Extracted data entries:
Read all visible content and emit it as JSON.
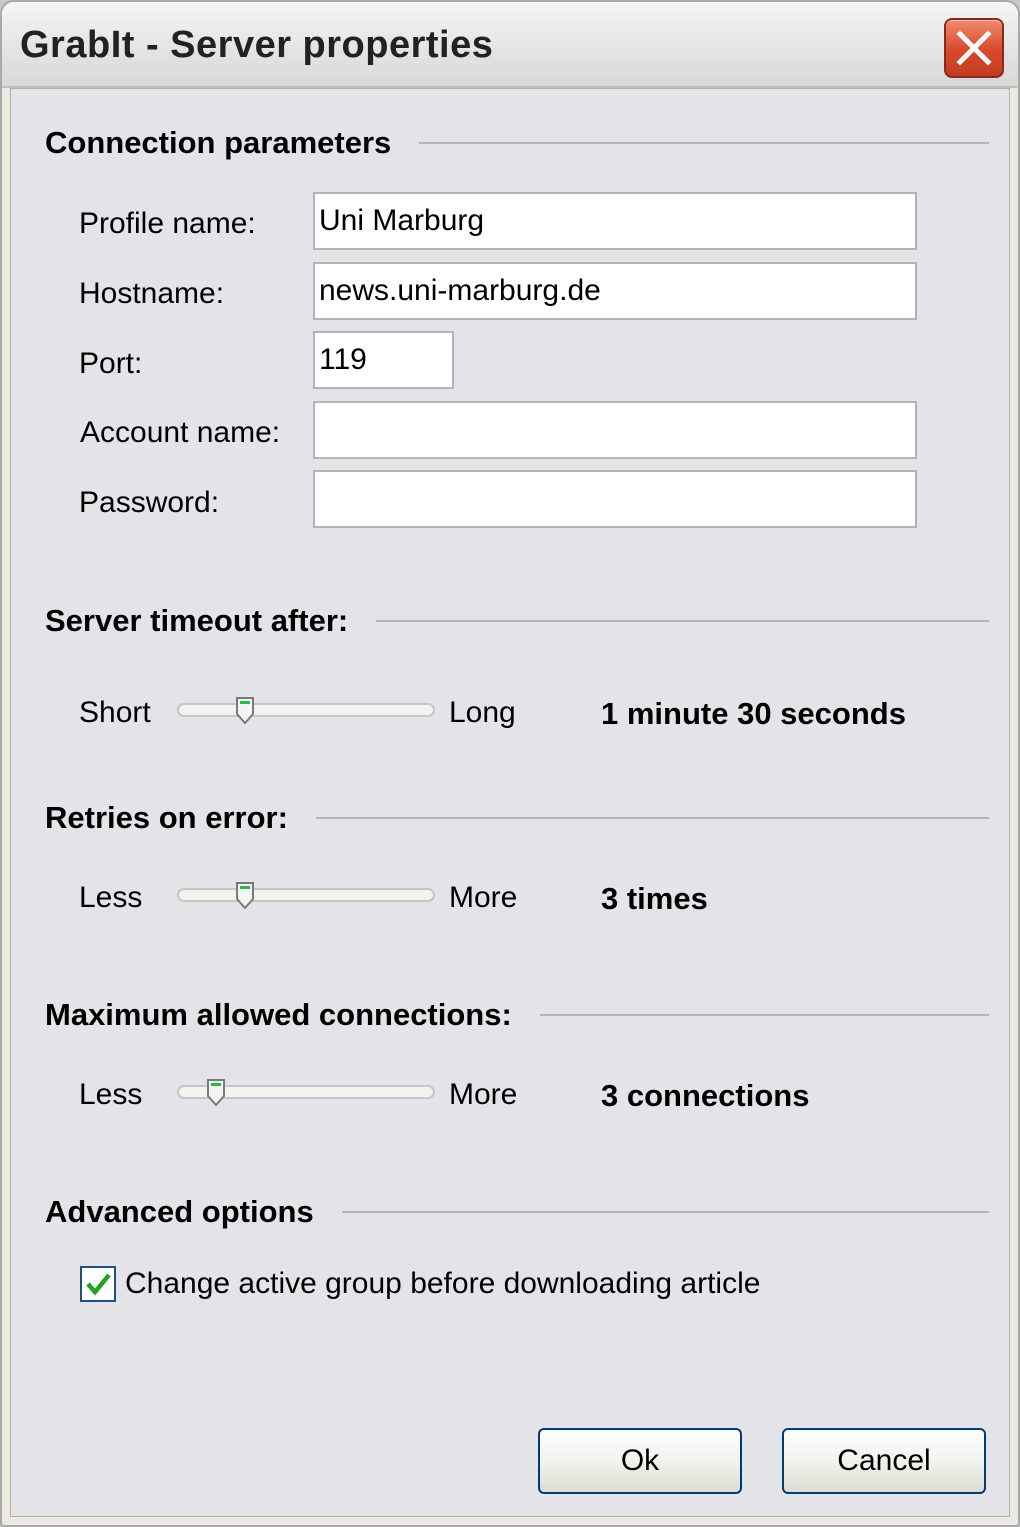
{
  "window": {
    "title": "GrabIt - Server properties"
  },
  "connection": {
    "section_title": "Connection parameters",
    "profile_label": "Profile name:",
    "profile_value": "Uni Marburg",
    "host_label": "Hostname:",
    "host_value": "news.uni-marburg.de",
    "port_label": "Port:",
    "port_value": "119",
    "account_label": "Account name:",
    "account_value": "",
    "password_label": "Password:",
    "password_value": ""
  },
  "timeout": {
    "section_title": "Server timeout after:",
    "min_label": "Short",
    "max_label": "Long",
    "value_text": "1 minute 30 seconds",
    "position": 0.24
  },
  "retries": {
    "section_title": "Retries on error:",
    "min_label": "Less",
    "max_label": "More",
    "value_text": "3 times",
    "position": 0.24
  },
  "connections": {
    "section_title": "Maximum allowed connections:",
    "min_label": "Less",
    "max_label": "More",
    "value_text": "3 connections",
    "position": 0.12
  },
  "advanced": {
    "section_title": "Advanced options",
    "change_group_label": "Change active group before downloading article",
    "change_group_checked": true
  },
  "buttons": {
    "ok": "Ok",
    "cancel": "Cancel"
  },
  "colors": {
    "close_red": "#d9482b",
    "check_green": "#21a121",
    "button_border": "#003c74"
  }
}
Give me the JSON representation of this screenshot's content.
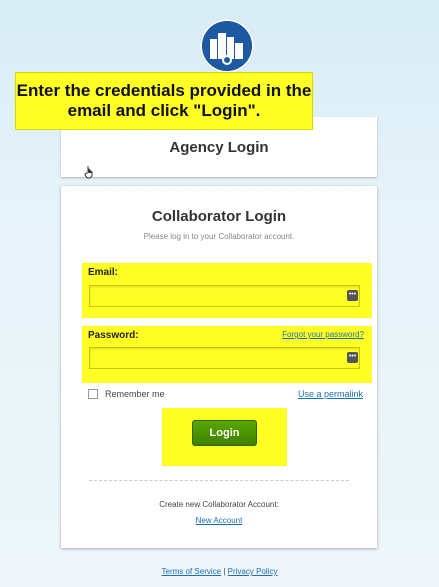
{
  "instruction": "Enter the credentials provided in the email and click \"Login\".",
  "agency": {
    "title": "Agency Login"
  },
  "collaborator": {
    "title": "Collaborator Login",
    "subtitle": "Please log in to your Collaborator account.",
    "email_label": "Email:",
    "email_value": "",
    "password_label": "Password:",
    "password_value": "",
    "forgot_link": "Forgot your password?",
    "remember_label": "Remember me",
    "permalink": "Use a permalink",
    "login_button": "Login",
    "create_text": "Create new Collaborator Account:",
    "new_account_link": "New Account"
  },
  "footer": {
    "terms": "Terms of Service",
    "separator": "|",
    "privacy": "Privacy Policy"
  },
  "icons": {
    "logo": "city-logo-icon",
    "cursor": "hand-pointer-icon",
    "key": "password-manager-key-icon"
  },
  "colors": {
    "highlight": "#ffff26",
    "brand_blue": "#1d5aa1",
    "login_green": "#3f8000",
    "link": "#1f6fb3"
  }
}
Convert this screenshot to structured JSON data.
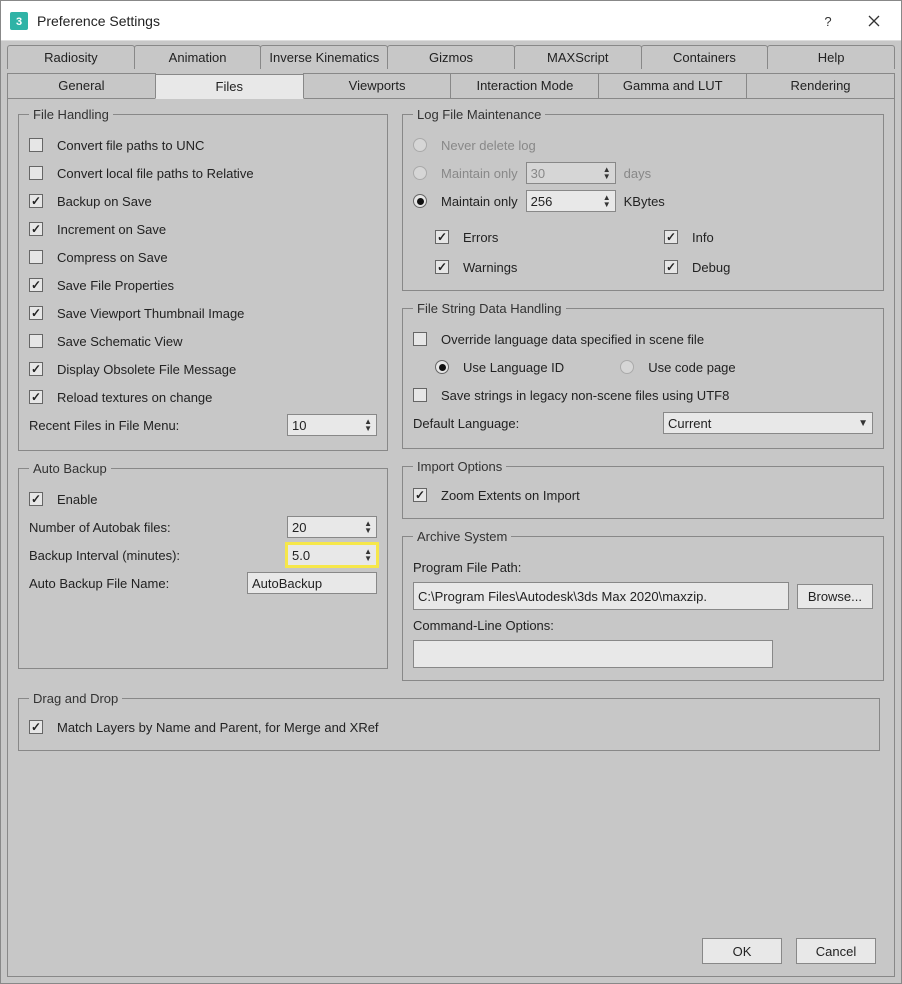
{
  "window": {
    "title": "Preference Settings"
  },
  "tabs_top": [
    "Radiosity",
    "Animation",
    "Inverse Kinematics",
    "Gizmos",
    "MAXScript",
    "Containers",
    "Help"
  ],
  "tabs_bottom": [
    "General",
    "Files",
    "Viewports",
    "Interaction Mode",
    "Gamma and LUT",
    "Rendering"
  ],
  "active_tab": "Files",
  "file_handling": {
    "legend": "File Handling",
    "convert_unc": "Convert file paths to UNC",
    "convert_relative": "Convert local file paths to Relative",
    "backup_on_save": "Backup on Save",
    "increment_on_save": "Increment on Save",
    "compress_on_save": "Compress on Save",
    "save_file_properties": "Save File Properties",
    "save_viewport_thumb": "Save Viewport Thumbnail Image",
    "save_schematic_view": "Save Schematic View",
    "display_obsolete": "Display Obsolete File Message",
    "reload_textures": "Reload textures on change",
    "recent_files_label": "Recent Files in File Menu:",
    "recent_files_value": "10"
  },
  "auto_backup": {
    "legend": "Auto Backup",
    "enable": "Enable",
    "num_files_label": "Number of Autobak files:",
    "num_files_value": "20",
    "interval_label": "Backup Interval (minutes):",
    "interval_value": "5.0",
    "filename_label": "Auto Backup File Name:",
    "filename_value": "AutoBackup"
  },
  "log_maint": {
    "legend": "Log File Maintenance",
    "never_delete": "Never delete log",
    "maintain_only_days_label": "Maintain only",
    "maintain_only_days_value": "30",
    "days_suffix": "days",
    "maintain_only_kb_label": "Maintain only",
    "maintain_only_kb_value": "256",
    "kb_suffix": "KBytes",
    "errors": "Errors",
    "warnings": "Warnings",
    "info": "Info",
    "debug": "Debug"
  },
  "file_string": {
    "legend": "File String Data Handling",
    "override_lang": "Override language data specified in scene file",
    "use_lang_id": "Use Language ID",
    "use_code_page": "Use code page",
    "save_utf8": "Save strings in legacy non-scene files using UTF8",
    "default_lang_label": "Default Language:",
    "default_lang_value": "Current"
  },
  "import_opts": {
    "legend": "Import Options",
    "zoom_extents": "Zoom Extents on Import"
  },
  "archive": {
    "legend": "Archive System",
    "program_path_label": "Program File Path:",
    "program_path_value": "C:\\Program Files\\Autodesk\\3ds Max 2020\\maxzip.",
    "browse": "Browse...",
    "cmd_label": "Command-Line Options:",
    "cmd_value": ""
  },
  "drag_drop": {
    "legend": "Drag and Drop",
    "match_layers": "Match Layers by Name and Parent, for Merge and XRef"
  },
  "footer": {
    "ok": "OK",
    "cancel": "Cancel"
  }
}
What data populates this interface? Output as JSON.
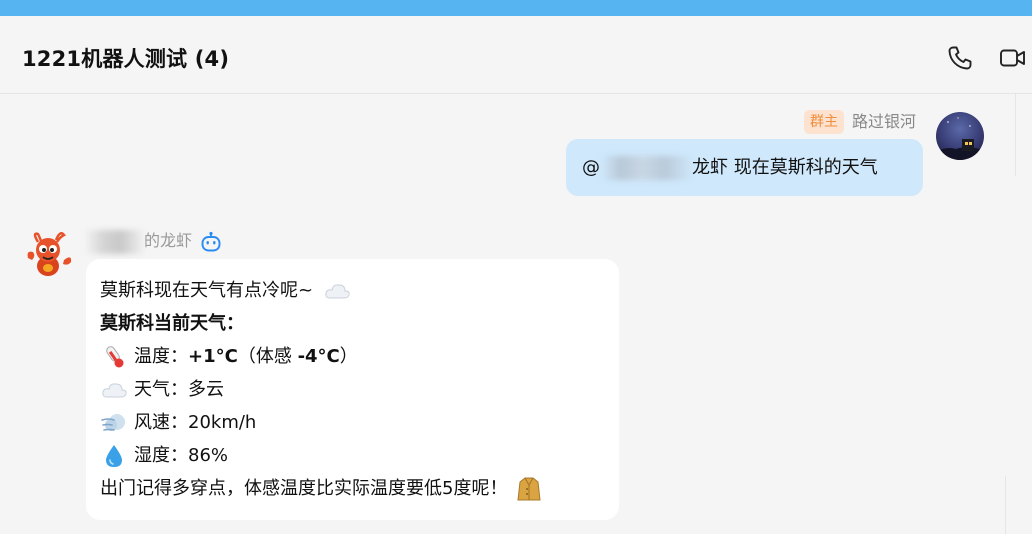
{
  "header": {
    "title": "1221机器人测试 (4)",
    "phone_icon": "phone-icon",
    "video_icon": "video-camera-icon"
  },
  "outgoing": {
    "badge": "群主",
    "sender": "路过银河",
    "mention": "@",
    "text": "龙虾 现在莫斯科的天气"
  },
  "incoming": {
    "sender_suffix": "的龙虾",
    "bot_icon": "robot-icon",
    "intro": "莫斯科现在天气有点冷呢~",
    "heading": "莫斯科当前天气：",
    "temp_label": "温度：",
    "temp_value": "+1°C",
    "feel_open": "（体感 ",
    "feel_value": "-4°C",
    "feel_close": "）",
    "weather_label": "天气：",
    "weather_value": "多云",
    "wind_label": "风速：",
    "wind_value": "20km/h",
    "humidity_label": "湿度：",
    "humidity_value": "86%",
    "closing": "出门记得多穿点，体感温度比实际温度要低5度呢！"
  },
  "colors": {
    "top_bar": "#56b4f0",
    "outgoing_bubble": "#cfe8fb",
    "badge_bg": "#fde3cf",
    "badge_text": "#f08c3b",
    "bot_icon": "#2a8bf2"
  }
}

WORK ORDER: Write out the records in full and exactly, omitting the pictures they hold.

WRITTEN SOLUTION:
Read all visible content and emit it as JSON.
{
  "window": {
    "title": "GrabIt - Server properties"
  },
  "connection": {
    "section_title": "Connection parameters",
    "profile_label": "Profile name:",
    "profile_value": "Uni Marburg",
    "host_label": "Hostname:",
    "host_value": "news.uni-marburg.de",
    "port_label": "Port:",
    "port_value": "119",
    "account_label": "Account name:",
    "account_value": "",
    "password_label": "Password:",
    "password_value": ""
  },
  "timeout": {
    "section_title": "Server timeout after:",
    "min_label": "Short",
    "max_label": "Long",
    "value_text": "1 minute 30 seconds",
    "position": 0.24
  },
  "retries": {
    "section_title": "Retries on error:",
    "min_label": "Less",
    "max_label": "More",
    "value_text": "3 times",
    "position": 0.24
  },
  "connections": {
    "section_title": "Maximum allowed connections:",
    "min_label": "Less",
    "max_label": "More",
    "value_text": "3 connections",
    "position": 0.12
  },
  "advanced": {
    "section_title": "Advanced options",
    "change_group_label": "Change active group before downloading article",
    "change_group_checked": true
  },
  "buttons": {
    "ok": "Ok",
    "cancel": "Cancel"
  },
  "colors": {
    "close_red": "#d9482b",
    "check_green": "#21a121",
    "button_border": "#003c74"
  }
}
Give me the JSON representation of this screenshot's content.
{
  "instruction": "Enter the credentials provided in the email and click \"Login\".",
  "agency": {
    "title": "Agency Login"
  },
  "collaborator": {
    "title": "Collaborator Login",
    "subtitle": "Please log in to your Collaborator account.",
    "email_label": "Email:",
    "email_value": "",
    "password_label": "Password:",
    "password_value": "",
    "forgot_link": "Forgot your password?",
    "remember_label": "Remember me",
    "permalink": "Use a permalink",
    "login_button": "Login",
    "create_text": "Create new Collaborator Account:",
    "new_account_link": "New Account"
  },
  "footer": {
    "terms": "Terms of Service",
    "separator": "|",
    "privacy": "Privacy Policy"
  },
  "icons": {
    "logo": "city-logo-icon",
    "cursor": "hand-pointer-icon",
    "key": "password-manager-key-icon"
  },
  "colors": {
    "highlight": "#ffff26",
    "brand_blue": "#1d5aa1",
    "login_green": "#3f8000",
    "link": "#1f6fb3"
  }
}
Convert this screenshot to structured JSON data.
{
  "window": {
    "title": "Preference Settings"
  },
  "tabs_top": [
    "Radiosity",
    "Animation",
    "Inverse Kinematics",
    "Gizmos",
    "MAXScript",
    "Containers",
    "Help"
  ],
  "tabs_bottom": [
    "General",
    "Files",
    "Viewports",
    "Interaction Mode",
    "Gamma and LUT",
    "Rendering"
  ],
  "active_tab": "Files",
  "file_handling": {
    "legend": "File Handling",
    "convert_unc": "Convert file paths to UNC",
    "convert_relative": "Convert local file paths to Relative",
    "backup_on_save": "Backup on Save",
    "increment_on_save": "Increment on Save",
    "compress_on_save": "Compress on Save",
    "save_file_properties": "Save File Properties",
    "save_viewport_thumb": "Save Viewport Thumbnail Image",
    "save_schematic_view": "Save Schematic View",
    "display_obsolete": "Display Obsolete File Message",
    "reload_textures": "Reload textures on change",
    "recent_files_label": "Recent Files in File Menu:",
    "recent_files_value": "10"
  },
  "auto_backup": {
    "legend": "Auto Backup",
    "enable": "Enable",
    "num_files_label": "Number of Autobak files:",
    "num_files_value": "20",
    "interval_label": "Backup Interval (minutes):",
    "interval_value": "5.0",
    "filename_label": "Auto Backup File Name:",
    "filename_value": "AutoBackup"
  },
  "log_maint": {
    "legend": "Log File Maintenance",
    "never_delete": "Never delete log",
    "maintain_only_days_label": "Maintain only",
    "maintain_only_days_value": "30",
    "days_suffix": "days",
    "maintain_only_kb_label": "Maintain only",
    "maintain_only_kb_value": "256",
    "kb_suffix": "KBytes",
    "errors": "Errors",
    "warnings": "Warnings",
    "info": "Info",
    "debug": "Debug"
  },
  "file_string": {
    "legend": "File String Data Handling",
    "override_lang": "Override language data specified in scene file",
    "use_lang_id": "Use Language ID",
    "use_code_page": "Use code page",
    "save_utf8": "Save strings in legacy non-scene files using UTF8",
    "default_lang_label": "Default Language:",
    "default_lang_value": "Current"
  },
  "import_opts": {
    "legend": "Import Options",
    "zoom_extents": "Zoom Extents on Import"
  },
  "archive": {
    "legend": "Archive System",
    "program_path_label": "Program File Path:",
    "program_path_value": "C:\\Program Files\\Autodesk\\3ds Max 2020\\maxzip.",
    "browse": "Browse...",
    "cmd_label": "Command-Line Options:",
    "cmd_value": ""
  },
  "drag_drop": {
    "legend": "Drag and Drop",
    "match_layers": "Match Layers by Name and Parent, for Merge and XRef"
  },
  "footer": {
    "ok": "OK",
    "cancel": "Cancel"
  }
}
What data populates this interface? Output as JSON.
{
  "header": {
    "title": "1221机器人测试 (4)",
    "phone_icon": "phone-icon",
    "video_icon": "video-camera-icon"
  },
  "outgoing": {
    "badge": "群主",
    "sender": "路过银河",
    "mention": "@",
    "text": "龙虾 现在莫斯科的天气"
  },
  "incoming": {
    "sender_suffix": "的龙虾",
    "bot_icon": "robot-icon",
    "intro": "莫斯科现在天气有点冷呢~",
    "heading": "莫斯科当前天气：",
    "temp_label": "温度：",
    "temp_value": "+1°C",
    "feel_open": "（体感 ",
    "feel_value": "-4°C",
    "feel_close": "）",
    "weather_label": "天气：",
    "weather_value": "多云",
    "wind_label": "风速：",
    "wind_value": "20km/h",
    "humidity_label": "湿度：",
    "humidity_value": "86%",
    "closing": "出门记得多穿点，体感温度比实际温度要低5度呢！"
  },
  "colors": {
    "top_bar": "#56b4f0",
    "outgoing_bubble": "#cfe8fb",
    "badge_bg": "#fde3cf",
    "badge_text": "#f08c3b",
    "bot_icon": "#2a8bf2"
  }
}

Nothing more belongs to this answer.